Medicare Advantage Plan, Original Medicare Choices
Medicare Advantage (MA) offers an alternative way of receiving your benefits through local or regional private plans, which are most often health maintenance organizations (HMOs) or preferred provider organizations (PPOs). Each plan must include everything covered by traditional Medicare, but may offer more benefits and/or lower copays. Most plans charge a monthly premium (in addition to the Part B premium), and most include Part D drug coverage. Your choice of doctors and other providers may be restricted to those in the plan’s network and geographical area—although PPOs allow you to go out of network for a higher copay. Each plan can, each calendar year, change its premiums, its extra benefits and its copays, or withdraw from Medicare You cannot buy a medigap policy to cover out-of-pocket costs in a Medicare Advantage plan. But each plan has an annual limit on out-of-pocket costs.
How Original Medicare, Medicare Advantage differ
For example, your Medicare Advantage plan might have a $15 copay when you see the doctor. That means you’ll pay $15 every time you see the doctor, no matter how much the visit costs your health insurance company. If you have Original Medicare, you’ll pay 20 percent of the total cost of the visit. If the visit costs $200, you pay $40.
Medicare Guide: Original Medicare only covers 80% of Part B
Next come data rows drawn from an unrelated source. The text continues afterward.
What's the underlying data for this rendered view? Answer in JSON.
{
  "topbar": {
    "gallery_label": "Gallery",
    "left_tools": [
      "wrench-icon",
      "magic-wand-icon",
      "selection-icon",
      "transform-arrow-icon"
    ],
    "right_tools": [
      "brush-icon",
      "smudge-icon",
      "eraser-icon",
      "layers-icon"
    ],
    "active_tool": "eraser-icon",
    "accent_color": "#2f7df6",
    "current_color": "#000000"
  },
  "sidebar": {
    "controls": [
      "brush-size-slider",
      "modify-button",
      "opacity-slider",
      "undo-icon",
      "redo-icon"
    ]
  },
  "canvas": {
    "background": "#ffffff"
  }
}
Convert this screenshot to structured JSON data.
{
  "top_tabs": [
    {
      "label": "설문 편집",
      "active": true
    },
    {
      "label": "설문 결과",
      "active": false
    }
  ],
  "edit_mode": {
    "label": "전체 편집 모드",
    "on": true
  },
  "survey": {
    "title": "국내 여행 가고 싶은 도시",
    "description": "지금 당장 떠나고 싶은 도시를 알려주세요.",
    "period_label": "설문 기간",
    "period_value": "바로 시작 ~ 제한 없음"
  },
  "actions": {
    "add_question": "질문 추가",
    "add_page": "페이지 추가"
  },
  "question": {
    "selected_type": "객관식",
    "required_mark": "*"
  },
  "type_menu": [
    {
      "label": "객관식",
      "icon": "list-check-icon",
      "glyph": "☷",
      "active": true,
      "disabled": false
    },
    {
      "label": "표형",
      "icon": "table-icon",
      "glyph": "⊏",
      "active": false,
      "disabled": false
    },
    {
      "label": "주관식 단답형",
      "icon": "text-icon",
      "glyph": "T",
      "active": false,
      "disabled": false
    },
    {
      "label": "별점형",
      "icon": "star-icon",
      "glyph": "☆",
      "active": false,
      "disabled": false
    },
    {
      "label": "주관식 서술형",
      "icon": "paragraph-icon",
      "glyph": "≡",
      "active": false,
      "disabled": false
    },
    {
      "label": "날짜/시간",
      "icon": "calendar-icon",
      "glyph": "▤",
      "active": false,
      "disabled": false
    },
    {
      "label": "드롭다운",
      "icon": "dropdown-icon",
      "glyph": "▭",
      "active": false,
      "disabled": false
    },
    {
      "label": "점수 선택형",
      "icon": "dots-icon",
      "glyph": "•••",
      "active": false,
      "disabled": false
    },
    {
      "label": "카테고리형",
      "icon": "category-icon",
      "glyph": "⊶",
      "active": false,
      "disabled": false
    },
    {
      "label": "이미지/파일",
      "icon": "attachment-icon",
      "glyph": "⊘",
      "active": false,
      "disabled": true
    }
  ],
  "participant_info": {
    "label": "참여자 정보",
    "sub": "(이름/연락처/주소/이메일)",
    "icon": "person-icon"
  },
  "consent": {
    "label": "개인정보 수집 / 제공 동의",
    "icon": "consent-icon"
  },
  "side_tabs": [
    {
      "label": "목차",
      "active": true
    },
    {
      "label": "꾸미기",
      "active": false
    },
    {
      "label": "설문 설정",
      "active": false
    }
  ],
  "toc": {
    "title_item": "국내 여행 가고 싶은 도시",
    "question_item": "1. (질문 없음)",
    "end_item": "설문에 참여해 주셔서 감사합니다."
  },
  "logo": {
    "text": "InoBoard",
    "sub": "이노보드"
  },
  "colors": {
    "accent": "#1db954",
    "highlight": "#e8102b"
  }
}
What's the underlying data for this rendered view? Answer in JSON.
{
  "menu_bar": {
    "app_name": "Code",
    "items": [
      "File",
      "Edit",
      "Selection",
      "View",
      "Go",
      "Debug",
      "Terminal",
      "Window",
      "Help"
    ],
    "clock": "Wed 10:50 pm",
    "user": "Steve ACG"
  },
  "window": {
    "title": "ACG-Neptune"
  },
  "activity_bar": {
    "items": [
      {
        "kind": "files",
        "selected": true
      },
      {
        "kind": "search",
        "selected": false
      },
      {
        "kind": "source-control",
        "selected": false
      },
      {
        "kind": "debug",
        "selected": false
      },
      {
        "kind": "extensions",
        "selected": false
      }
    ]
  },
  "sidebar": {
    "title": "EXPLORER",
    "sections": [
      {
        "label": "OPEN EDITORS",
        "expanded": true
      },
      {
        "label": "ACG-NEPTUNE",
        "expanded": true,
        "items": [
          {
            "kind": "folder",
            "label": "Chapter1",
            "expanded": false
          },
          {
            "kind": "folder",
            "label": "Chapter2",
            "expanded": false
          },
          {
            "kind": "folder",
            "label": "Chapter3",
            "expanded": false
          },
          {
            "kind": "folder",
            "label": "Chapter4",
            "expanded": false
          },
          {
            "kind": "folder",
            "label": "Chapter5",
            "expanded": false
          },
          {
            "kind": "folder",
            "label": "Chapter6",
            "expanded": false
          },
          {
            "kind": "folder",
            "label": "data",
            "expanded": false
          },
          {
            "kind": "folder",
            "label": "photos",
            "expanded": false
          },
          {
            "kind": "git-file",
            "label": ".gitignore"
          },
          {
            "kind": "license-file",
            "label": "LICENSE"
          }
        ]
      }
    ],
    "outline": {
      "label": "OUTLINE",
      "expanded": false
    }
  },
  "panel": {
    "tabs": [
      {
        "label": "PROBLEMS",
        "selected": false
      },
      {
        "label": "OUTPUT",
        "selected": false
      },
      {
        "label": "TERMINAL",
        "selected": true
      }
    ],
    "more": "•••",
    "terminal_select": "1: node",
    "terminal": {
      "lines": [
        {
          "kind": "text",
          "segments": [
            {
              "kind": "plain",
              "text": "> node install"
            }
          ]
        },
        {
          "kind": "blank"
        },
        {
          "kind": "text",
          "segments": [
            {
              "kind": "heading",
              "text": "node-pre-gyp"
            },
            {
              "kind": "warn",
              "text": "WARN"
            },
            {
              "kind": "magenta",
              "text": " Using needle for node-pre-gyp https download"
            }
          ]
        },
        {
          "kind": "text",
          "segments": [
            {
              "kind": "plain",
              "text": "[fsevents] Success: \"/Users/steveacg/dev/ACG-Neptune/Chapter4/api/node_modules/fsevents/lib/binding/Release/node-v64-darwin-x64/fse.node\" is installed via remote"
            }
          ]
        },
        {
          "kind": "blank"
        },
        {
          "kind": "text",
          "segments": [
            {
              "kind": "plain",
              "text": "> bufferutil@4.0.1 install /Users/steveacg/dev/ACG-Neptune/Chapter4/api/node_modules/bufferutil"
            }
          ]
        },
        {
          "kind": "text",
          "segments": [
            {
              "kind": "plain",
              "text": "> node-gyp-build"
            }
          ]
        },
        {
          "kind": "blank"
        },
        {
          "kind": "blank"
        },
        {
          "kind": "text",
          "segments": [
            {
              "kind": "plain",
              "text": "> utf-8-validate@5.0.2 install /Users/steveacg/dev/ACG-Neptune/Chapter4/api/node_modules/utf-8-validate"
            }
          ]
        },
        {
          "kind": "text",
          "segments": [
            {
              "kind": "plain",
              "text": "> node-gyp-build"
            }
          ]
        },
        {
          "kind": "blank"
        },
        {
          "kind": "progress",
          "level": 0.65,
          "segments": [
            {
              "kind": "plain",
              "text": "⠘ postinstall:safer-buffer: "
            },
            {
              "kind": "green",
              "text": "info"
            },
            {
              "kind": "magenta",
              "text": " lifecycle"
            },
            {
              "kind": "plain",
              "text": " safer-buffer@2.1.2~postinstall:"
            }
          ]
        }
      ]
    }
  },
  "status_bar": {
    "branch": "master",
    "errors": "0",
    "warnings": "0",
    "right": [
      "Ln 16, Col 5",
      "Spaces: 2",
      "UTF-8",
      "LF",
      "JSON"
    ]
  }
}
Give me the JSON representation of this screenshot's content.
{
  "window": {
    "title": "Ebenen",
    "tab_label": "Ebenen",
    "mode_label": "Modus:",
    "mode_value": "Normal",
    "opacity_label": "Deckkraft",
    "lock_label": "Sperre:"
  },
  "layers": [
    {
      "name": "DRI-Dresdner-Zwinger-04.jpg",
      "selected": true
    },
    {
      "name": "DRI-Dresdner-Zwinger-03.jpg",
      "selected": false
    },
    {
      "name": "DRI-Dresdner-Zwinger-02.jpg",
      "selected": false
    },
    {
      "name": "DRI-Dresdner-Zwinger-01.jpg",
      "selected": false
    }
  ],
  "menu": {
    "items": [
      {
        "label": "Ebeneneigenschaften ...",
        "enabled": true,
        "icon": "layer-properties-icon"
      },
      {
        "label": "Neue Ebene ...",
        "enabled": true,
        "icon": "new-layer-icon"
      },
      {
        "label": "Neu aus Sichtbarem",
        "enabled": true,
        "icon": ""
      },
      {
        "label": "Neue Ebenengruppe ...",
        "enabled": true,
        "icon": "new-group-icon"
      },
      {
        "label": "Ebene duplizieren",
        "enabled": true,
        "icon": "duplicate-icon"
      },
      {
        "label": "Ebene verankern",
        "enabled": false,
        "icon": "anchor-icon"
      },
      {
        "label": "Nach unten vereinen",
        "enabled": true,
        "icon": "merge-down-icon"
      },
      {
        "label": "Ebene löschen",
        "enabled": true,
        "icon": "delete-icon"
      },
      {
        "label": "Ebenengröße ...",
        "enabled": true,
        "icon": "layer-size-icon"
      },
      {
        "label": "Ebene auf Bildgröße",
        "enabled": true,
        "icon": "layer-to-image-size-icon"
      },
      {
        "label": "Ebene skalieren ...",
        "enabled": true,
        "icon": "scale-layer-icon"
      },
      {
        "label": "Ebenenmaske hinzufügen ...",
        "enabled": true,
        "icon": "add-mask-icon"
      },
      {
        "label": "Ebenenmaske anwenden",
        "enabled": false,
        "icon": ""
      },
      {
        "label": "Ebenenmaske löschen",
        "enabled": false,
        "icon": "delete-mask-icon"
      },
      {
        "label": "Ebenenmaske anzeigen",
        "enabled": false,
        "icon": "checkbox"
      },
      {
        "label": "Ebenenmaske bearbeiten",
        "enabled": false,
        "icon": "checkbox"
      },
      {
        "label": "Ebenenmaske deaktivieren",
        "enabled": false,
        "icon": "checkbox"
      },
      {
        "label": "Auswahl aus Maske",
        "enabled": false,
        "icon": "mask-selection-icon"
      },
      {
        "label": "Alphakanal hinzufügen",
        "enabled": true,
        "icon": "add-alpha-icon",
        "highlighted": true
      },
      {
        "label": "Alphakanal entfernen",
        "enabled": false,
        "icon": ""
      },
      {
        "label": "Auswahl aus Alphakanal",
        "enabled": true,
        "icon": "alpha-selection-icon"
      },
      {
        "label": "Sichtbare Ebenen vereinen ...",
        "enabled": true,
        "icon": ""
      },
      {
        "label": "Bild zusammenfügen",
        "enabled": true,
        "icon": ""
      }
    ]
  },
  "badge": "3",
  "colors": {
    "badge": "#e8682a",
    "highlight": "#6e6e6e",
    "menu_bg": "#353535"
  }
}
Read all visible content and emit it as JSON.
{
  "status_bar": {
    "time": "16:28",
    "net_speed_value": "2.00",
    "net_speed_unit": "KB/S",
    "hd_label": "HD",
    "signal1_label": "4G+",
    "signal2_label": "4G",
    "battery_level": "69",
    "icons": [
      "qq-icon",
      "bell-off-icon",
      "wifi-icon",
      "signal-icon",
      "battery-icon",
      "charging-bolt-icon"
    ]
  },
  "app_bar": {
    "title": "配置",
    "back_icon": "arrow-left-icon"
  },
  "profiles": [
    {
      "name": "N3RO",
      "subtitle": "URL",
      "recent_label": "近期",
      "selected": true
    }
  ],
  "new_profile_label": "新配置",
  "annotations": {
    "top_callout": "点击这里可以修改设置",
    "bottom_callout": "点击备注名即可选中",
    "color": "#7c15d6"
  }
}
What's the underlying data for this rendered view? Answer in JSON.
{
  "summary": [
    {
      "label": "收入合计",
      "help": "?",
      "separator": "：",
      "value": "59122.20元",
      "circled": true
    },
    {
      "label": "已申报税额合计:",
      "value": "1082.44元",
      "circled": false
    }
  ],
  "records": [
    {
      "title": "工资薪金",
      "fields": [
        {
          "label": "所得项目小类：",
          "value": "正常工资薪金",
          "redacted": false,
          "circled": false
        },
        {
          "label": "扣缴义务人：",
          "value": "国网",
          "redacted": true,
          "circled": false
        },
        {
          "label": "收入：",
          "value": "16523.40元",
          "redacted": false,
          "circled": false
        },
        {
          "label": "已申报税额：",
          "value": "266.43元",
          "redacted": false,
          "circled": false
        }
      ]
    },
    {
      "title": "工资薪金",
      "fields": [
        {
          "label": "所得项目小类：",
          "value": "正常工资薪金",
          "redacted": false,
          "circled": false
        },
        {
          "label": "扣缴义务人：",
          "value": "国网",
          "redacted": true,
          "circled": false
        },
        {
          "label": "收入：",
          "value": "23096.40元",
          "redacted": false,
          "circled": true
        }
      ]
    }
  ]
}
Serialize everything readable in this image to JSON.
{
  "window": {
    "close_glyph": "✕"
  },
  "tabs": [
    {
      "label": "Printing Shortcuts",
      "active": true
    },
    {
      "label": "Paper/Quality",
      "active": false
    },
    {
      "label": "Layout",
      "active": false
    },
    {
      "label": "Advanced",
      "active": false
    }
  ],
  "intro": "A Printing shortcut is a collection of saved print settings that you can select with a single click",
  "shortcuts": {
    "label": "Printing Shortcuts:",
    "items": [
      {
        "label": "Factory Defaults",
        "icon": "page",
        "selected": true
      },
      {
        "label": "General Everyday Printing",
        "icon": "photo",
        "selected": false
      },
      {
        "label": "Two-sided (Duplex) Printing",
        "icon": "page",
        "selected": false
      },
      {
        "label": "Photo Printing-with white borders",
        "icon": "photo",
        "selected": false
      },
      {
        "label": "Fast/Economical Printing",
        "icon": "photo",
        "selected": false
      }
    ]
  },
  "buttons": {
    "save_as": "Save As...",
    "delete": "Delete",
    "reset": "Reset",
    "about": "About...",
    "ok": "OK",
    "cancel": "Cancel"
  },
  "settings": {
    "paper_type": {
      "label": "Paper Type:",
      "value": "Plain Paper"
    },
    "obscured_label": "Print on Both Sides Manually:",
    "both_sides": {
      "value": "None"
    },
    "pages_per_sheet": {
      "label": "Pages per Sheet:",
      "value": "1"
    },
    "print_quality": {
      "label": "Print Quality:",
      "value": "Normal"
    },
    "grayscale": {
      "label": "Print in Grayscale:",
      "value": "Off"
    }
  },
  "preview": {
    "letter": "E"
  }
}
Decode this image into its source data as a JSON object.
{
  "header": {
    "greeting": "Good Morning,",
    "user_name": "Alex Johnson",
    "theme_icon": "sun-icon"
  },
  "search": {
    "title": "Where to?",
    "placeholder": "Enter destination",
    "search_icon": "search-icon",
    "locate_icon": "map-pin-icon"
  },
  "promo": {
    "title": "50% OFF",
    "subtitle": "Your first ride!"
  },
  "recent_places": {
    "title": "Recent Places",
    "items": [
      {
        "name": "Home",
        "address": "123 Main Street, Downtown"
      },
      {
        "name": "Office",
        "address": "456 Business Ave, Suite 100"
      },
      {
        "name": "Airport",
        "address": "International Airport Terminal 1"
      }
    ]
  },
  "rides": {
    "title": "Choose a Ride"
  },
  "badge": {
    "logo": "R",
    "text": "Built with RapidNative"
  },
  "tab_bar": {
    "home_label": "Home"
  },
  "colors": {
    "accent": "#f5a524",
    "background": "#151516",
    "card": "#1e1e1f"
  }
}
“One of the tips for shopping for a Medigap plan is that when you’re looking at a certain plan, the cost can vary. But all the insurance and all the coverage is the same, so, in that situation, you can really pick by price when you’re in that sleeve,” she says. “You’re not going to get more from a Plan F if you pay more for a different company’s plan.”